Madeline was born into a middle class family in an area of Czechoslovakia that was annexed by Hungary in 1938-1939. Her father worked out of their home and her mother was a homemaker. Madeline attended high school. In April 1944 her family was forced into a Hungarian ghetto. The family lived in the ghetto for two weeks before being transported to Auschwitz. Madeline and her mother were separated from her father and older brother. Neither her father nor brother survived the war. A week after arriving in Auschwitz, Madeline and her mother were sent to work in an ammunition factory in Breslau. They were in the Peterswaldau subcamp of Gross-Rosen for one year until liberation by Soviet forces in May 1945. Madeline and her mother lived in a displaced persons camp in Munich while awaiting visas to the United States. They arrived in New York in March 1949.

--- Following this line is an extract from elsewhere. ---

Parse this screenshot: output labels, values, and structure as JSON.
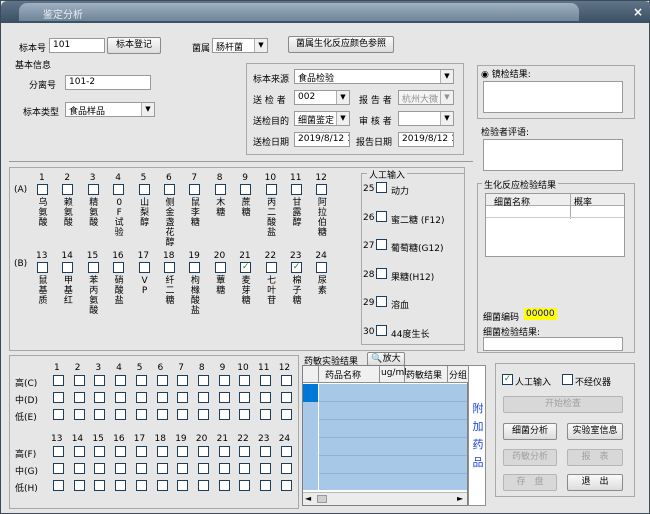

I was 18, but I was, in fact, only 13 because those years were nothing. Those were erased from my life. So I was 13 year old in a 18-year old girl's body. And I didn't know anything. I was a frightened little girl. I could not communicate with anybody except the immediate family--my mother's sister and brother-in-law and their son, their only son. And then we went to New York, again, my mother's aunt and her cousins. I...I couldn't go out to the street. I was petrified. I was afraid that the Nazis are still out there. I was having nightmares for years and years. For many years, I was still reliving everything. The trip to Auschwitz, the...the beatings, the killings, the dead people that were taken off the train, the...the beatings and the...and the dogs that were, uh, released and ju... jump on the people and...and tear them apart. I lived with this. Years and years. I still live with it, but I don't have these horrible nightmares anymore except occasionally. After a day like, for example, today I'm sure I'll have some of it. But this was for years. And it was a horrible, horrible thing.